Communion Journal


Yesterday, I entered into a great confusion. All decisions—from great to small—seemed impossible to make. This drove me to a sort of despair in prayer to God. The confusion was such that I could not determine whether the despair was of a godly sort(as it yielded desperate prayer)or of a doubting sort(have I not commanded you be strong and courageous)? The confusion seemed of the same nature as Paul’s in Phi. 1:21. Should he live or die? “Yet which I shall choose I cannot tell. I am hard pressed between the two.” In the end the great good he could do the Church prompts him to choose life. Though my doubt is not between life and death, I have the same type of confusion over choices that should be clear. Yet in the absurdity of God’s upside-down kingdom they become muddied. Paul cleared his confusion not with a remembrance of God’s goodness but by remembering his own fruitfulness in God’s vineyard. I do not have such fruit in God’s Church, how then shall I make such decisions?

Whether this confusion was Godly or not I cannot say, but by the end of the day, I was very glad for it as it produced several sweet fruits, the greatest of which was a groaning of my spirit for the salvation of souls.
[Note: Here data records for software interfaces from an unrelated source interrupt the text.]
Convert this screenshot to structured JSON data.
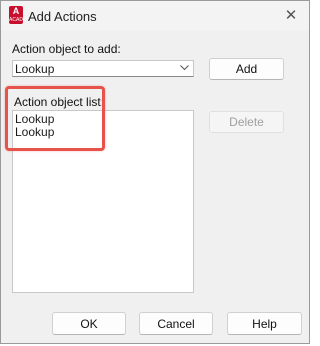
{
  "window": {
    "title": "Add Actions",
    "app_icon_letter": "A",
    "app_icon_sub": "ACAD",
    "close_glyph": "✕"
  },
  "form": {
    "object_to_add_label": "Action object to add:",
    "object_to_add_value": "Lookup",
    "add_button": "Add",
    "object_list_label": "Action object list:",
    "object_list": [
      "Lookup",
      "Lookup"
    ],
    "delete_button": "Delete"
  },
  "footer": {
    "ok_button": "OK",
    "cancel_button": "Cancel",
    "help_button": "Help"
  },
  "colors": {
    "highlight": "#e5534b",
    "app_icon": "#c8102e"
  },
  "icons": {
    "close": "close-icon",
    "dropdown": "chevron-down-icon",
    "app": "autocad-app-icon"
  }
}
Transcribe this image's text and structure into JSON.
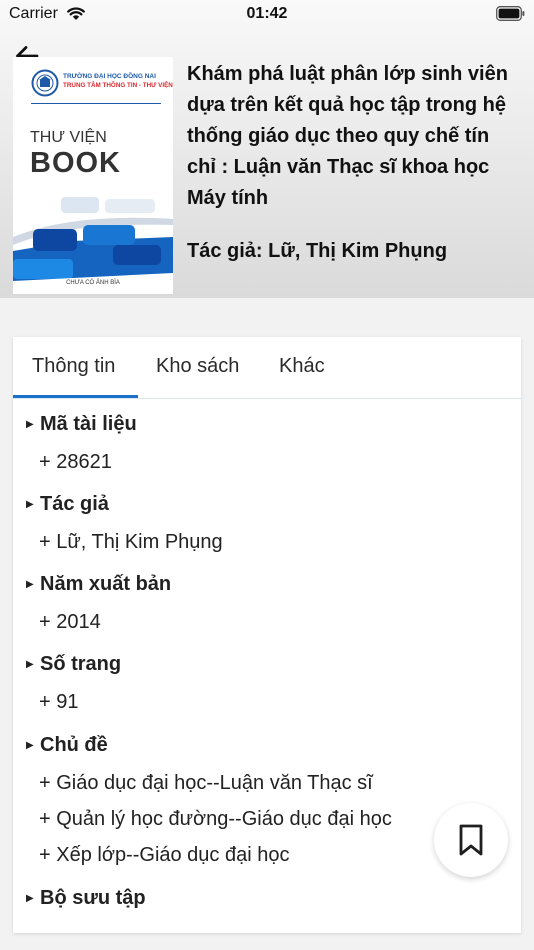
{
  "status": {
    "carrier": "Carrier",
    "time": "01:42"
  },
  "cover": {
    "school": "TRƯỜNG ĐẠI HỌC ĐỒNG NAI",
    "center": "TRUNG TÂM THÔNG TIN - THƯ VIỆN",
    "library_label": "THƯ VIỆN",
    "book_label": "BOOK",
    "no_image": "CHƯA CÓ ẢNH BÌA"
  },
  "book": {
    "title": "Khám phá luật phân lớp sinh viên dựa trên kết quả học tập trong hệ thống giáo dục theo quy chế tín chỉ : Luận văn Thạc sĩ khoa học Máy tính",
    "author": "Tác giả: Lữ, Thị Kim Phụng"
  },
  "tabs": [
    {
      "label": "Thông tin"
    },
    {
      "label": "Kho sách"
    },
    {
      "label": "Khác"
    }
  ],
  "info": {
    "sections": [
      {
        "title": "Mã tài liệu",
        "items": [
          "+ 28621"
        ]
      },
      {
        "title": "Tác giả",
        "items": [
          "+ Lữ, Thị Kim Phụng"
        ]
      },
      {
        "title": "Năm xuất bản",
        "items": [
          "+ 2014"
        ]
      },
      {
        "title": "Số trang",
        "items": [
          "+ 91"
        ]
      },
      {
        "title": "Chủ đề",
        "items": [
          "+ Giáo dục đại  học--Luận văn Thạc sĩ",
          "+ Quản lý học đường--Giáo dục đại học",
          "+ Xếp lớp--Giáo dục đại học"
        ]
      },
      {
        "title": "Bộ sưu tập",
        "items": []
      }
    ]
  },
  "colors": {
    "accent": "#1a73c8",
    "cover_blue": "#1565c0"
  }
}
I felt it a great sign of my heart’s softening that it could reach such despair over my own lack of fruit in that area.

Towards the goal of evangelism, I purchased a Bible and began compiling a list of verses that seem useful in evangelical conversations.

On another note, several days ago I decided to stop striving so hard to find faith and delight in what God is going to do for me today and to focus more in finding joy and delight in what he has already accomplished. I wonder if yesterday’s confusion was a consequence of that decision.

About the author

By Mike

Random Quote

It is true, our interest in God is not built upon our holiness; but it is as true that we have none without it. Were this principle once well fixed in the minds of men, that without holiness no man shall see God, and that enforced from the consideration of the nature of God himself, it could not but influence them unto a greater diligence about it than the most seem to be engaged in.

— John Owen